(Task input)
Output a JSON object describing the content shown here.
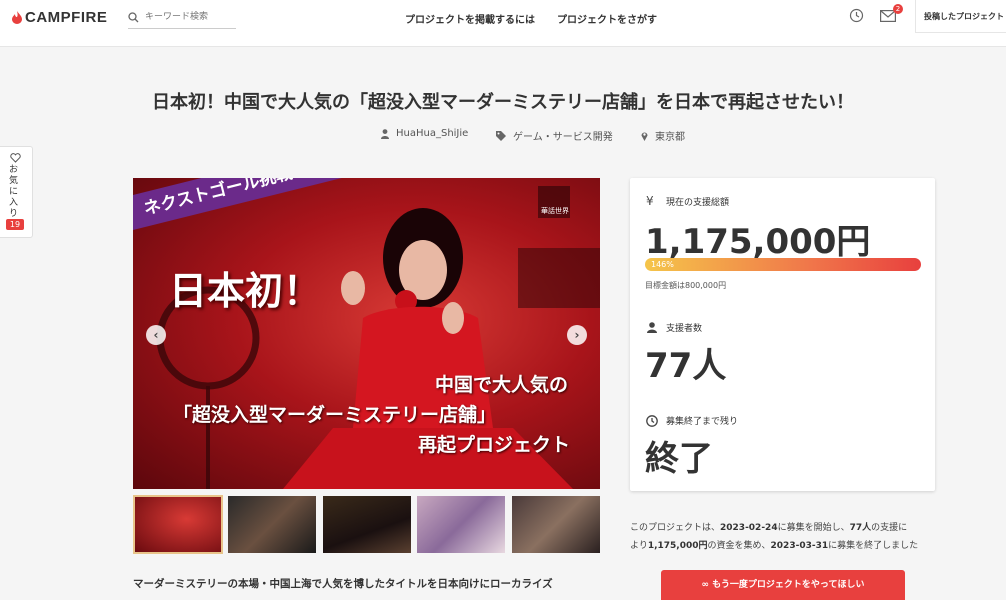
{
  "header": {
    "logo_text": "CAMPFIRE",
    "search_placeholder": "キーワード検索",
    "nav": [
      "プロジェクトを掲載するには",
      "プロジェクトをさがす"
    ],
    "notification_count": "2",
    "posted_projects": "投稿したプロジェクト"
  },
  "project": {
    "title": "日本初！中国で大人気の「超没入型マーダーミステリー店舗」を日本で再起させたい！",
    "owner": "HuaHua_ShiJie",
    "category": "ゲーム・サービス開発",
    "location": "東京都"
  },
  "favorite": {
    "label": "お気に入り",
    "count": "19"
  },
  "hero": {
    "banner": "ネクストゴール挑戦中！",
    "headline": "日本初！",
    "line1": "中国で大人気の",
    "line2": "「超没入型マーダーミステリー店舗」",
    "line3": "再起プロジェクト",
    "watermark": "華話世界"
  },
  "stats": {
    "total_label": "現在の支援総額",
    "total_value": "1,175,000円",
    "percent_label": "146%",
    "percent": 146,
    "goal_text": "目標金額は800,000円",
    "backers_label": "支援者数",
    "backers_value": "77人",
    "remaining_label": "募集終了まで残り",
    "remaining_value": "終了"
  },
  "summary": {
    "p1": "このプロジェクトは、",
    "start": "2023-02-24",
    "p2": "に募集を開始し、",
    "backers": "77人",
    "p3": "の支援に",
    "p4": "より",
    "amount": "1,175,000円",
    "p5": "の資金を集め、",
    "end": "2023-03-31",
    "p6": "に募集を終了しました"
  },
  "cta_label": "もう一度プロジェクトをやってほしい",
  "lead_text": "マーダーミステリーの本場・中国上海で人気を博したタイトルを日本向けにローカライズ",
  "colors": {
    "accent": "#e8403e",
    "banner": "#6b2a8a"
  }
}
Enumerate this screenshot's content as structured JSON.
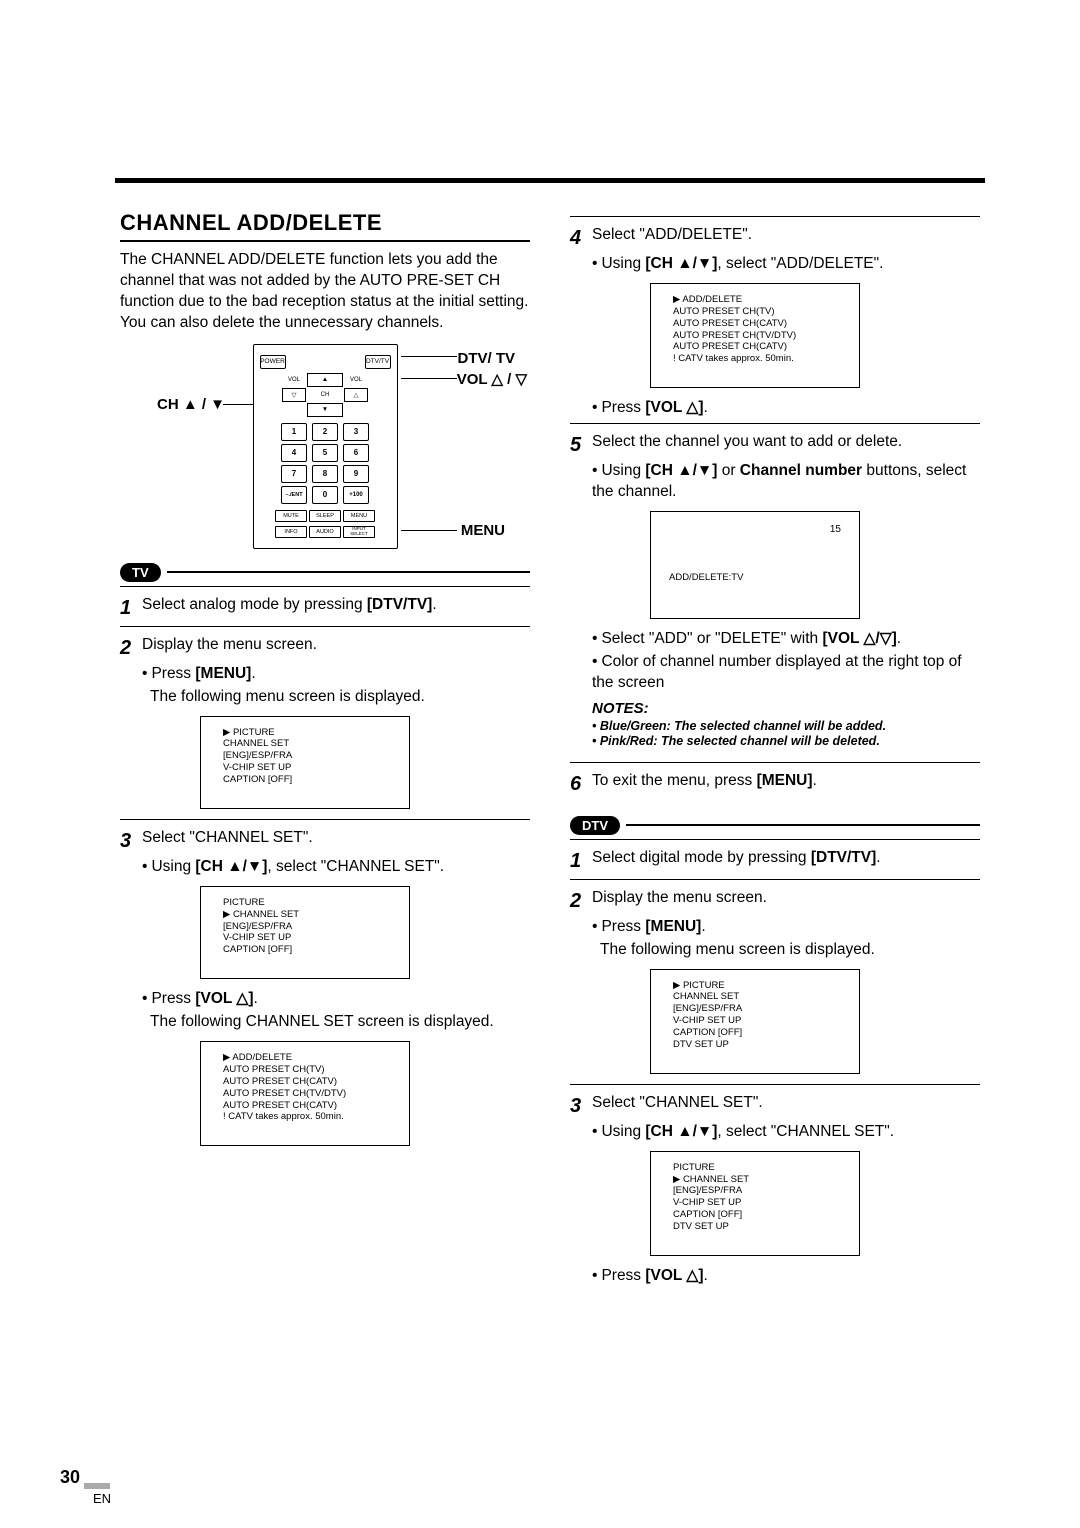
{
  "title": "CHANNEL ADD/DELETE",
  "intro": "The CHANNEL ADD/DELETE function lets you add the channel that was not added by the AUTO PRE-SET CH function due to the bad reception status at the initial setting. You can also delete the unnecessary channels.",
  "callouts": {
    "dtvtv": "DTV/ TV",
    "vol": "VOL △ / ▽",
    "ch": "CH ▲ / ▼",
    "menu": "MENU"
  },
  "remote": {
    "power": "POWER",
    "dtvtv": "DTV/TV",
    "vol": "VOL",
    "ch": "CH",
    "numpad": [
      "1",
      "2",
      "3",
      "4",
      "5",
      "6",
      "7",
      "8",
      "9",
      "–./ENT",
      "0",
      "+100"
    ],
    "bottom_row1": [
      "MUTE",
      "SLEEP",
      "MENU"
    ],
    "bottom_row2": [
      "INFO",
      "AUDIO",
      "INPUT SELECT"
    ]
  },
  "tv_badge": "TV",
  "dtv_badge": "DTV",
  "left_steps": {
    "s1": "Select analog mode by pressing ",
    "s1_b": "[DTV/TV]",
    "s1_tail": ".",
    "s2": "Display the menu screen.",
    "s2_sub_a_pre": "Press ",
    "s2_sub_a_b": "[MENU]",
    "s2_sub_a_tail": ".",
    "s2_sub_b": "The following menu screen is displayed.",
    "s3": "Select \"CHANNEL SET\".",
    "s3_sub_a_pre": "Using ",
    "s3_sub_a_b": "[CH ▲/▼]",
    "s3_sub_a_tail": ", select \"CHANNEL SET\".",
    "s3_sub_b_pre": "Press ",
    "s3_sub_b_b": "[VOL △]",
    "s3_sub_b_tail": ".",
    "s3_sub_c": "The following CHANNEL SET screen is displayed."
  },
  "right_steps": {
    "s4": "Select \"ADD/DELETE\".",
    "s4_sub_a_pre": "Using ",
    "s4_sub_a_b": "[CH ▲/▼]",
    "s4_sub_a_tail": ", select \"ADD/DELETE\".",
    "s4_sub_b_pre": "Press ",
    "s4_sub_b_b": "[VOL △]",
    "s4_sub_b_tail": ".",
    "s5": "Select the channel you want to add or delete.",
    "s5_sub_a_pre": "Using ",
    "s5_sub_a_b1": "[CH ▲/▼]",
    "s5_sub_a_mid": " or ",
    "s5_sub_a_b2": "Channel number",
    "s5_sub_a_tail": " buttons, select the channel.",
    "s5_sub_b_pre": "Select \"ADD\" or \"DELETE\" with ",
    "s5_sub_b_b": "[VOL △/▽]",
    "s5_sub_b_tail": ".",
    "s5_sub_c": "Color of channel number displayed at the right top of the screen",
    "s6_pre": "To exit the menu, press ",
    "s6_b": "[MENU]",
    "s6_tail": ".",
    "d1_pre": "Select digital mode by pressing ",
    "d1_b": "[DTV/TV]",
    "d1_tail": ".",
    "d2": "Display the menu screen.",
    "d2_sub_a_pre": "Press ",
    "d2_sub_a_b": "[MENU]",
    "d2_sub_a_tail": ".",
    "d2_sub_b": "The following menu screen is displayed.",
    "d3": "Select \"CHANNEL SET\".",
    "d3_sub_a_pre": "Using ",
    "d3_sub_a_b": "[CH ▲/▼]",
    "d3_sub_a_tail": ", select \"CHANNEL SET\".",
    "d3_sub_b_pre": "Press ",
    "d3_sub_b_b": "[VOL △]",
    "d3_sub_b_tail": "."
  },
  "notes": {
    "heading": "NOTES:",
    "n1": "• Blue/Green: The selected channel will be added.",
    "n2": "• Pink/Red: The selected channel will be deleted."
  },
  "osd1_lines": [
    "▶ PICTURE",
    "   CHANNEL SET",
    "   [ENG]/ESP/FRA",
    "   V-CHIP SET UP",
    "   CAPTION [OFF]"
  ],
  "osd2_lines": [
    "   PICTURE",
    "▶ CHANNEL SET",
    "   [ENG]/ESP/FRA",
    "   V-CHIP SET UP",
    "   CAPTION [OFF]"
  ],
  "osd3_lines": [
    "▶ ADD/DELETE",
    "   AUTO PRESET CH(TV)",
    "   AUTO PRESET CH(CATV)",
    "   AUTO PRESET CH(TV/DTV)",
    "   AUTO PRESET CH(CATV)",
    "   ! CATV takes approx. 50min."
  ],
  "osd4_lines": [
    "▶ ADD/DELETE",
    "   AUTO PRESET CH(TV)",
    "   AUTO PRESET CH(CATV)",
    "   AUTO PRESET CH(TV/DTV)",
    "   AUTO PRESET CH(CATV)",
    "   ! CATV takes approx. 50min."
  ],
  "osd5_num": "15",
  "osd5_label": "ADD/DELETE:TV",
  "osd6_lines": [
    "▶ PICTURE",
    "   CHANNEL SET",
    "   [ENG]/ESP/FRA",
    "   V-CHIP SET UP",
    "   CAPTION [OFF]",
    "   DTV SET UP"
  ],
  "osd7_lines": [
    "   PICTURE",
    "▶ CHANNEL SET",
    "   [ENG]/ESP/FRA",
    "   V-CHIP SET UP",
    "   CAPTION [OFF]",
    "   DTV SET UP"
  ],
  "page_number": "30",
  "page_sub": "EN"
}
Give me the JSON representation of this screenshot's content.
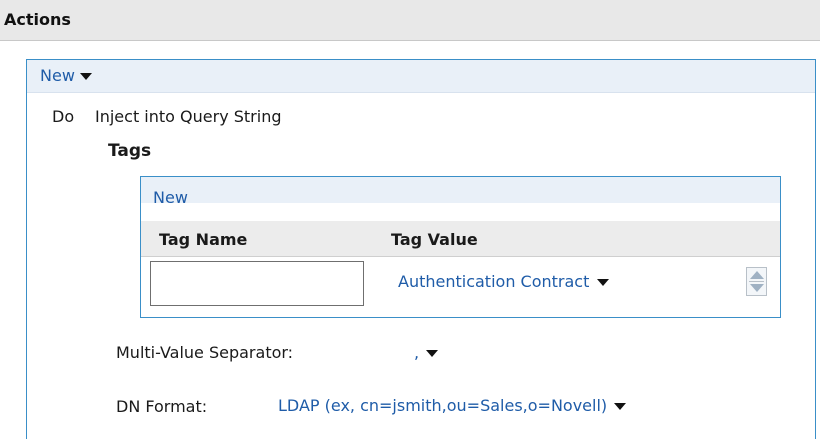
{
  "section": {
    "title": "Actions"
  },
  "toolbar": {
    "new_label": "New"
  },
  "action": {
    "do_label": "Do",
    "name": "Inject into Query String",
    "tags_label": "Tags"
  },
  "tags_table": {
    "new_label": "New",
    "columns": [
      "Tag Name",
      "Tag Value"
    ],
    "rows": [
      {
        "tag_name": "",
        "tag_value": "Authentication Contract"
      }
    ]
  },
  "fields": {
    "separator_label": "Multi-Value Separator:",
    "separator_value": ",",
    "dn_format_label": "DN Format:",
    "dn_format_value": "LDAP (ex, cn=jsmith,ou=Sales,o=Novell)"
  },
  "colors": {
    "accent_border": "#3a8fc8",
    "link": "#1f5ca8",
    "header_bg": "#e8e8e8",
    "toolbar_bg": "#e9f0f8"
  },
  "icons": {
    "dropdown": "chevron-down-icon",
    "move_row": "up-down-arrows-icon"
  }
}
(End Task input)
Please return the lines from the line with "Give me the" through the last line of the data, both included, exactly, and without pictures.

Give me the JSON representation of this screenshot's content.
{
  "section": {
    "title": "Actions"
  },
  "toolbar": {
    "new_label": "New"
  },
  "action": {
    "do_label": "Do",
    "name": "Inject into Query String",
    "tags_label": "Tags"
  },
  "tags_table": {
    "new_label": "New",
    "columns": [
      "Tag Name",
      "Tag Value"
    ],
    "rows": [
      {
        "tag_name": "",
        "tag_value": "Authentication Contract"
      }
    ]
  },
  "fields": {
    "separator_label": "Multi-Value Separator:",
    "separator_value": ",",
    "dn_format_label": "DN Format:",
    "dn_format_value": "LDAP (ex, cn=jsmith,ou=Sales,o=Novell)"
  },
  "colors": {
    "accent_border": "#3a8fc8",
    "link": "#1f5ca8",
    "header_bg": "#e8e8e8",
    "toolbar_bg": "#e9f0f8"
  },
  "icons": {
    "dropdown": "chevron-down-icon",
    "move_row": "up-down-arrows-icon"
  }
}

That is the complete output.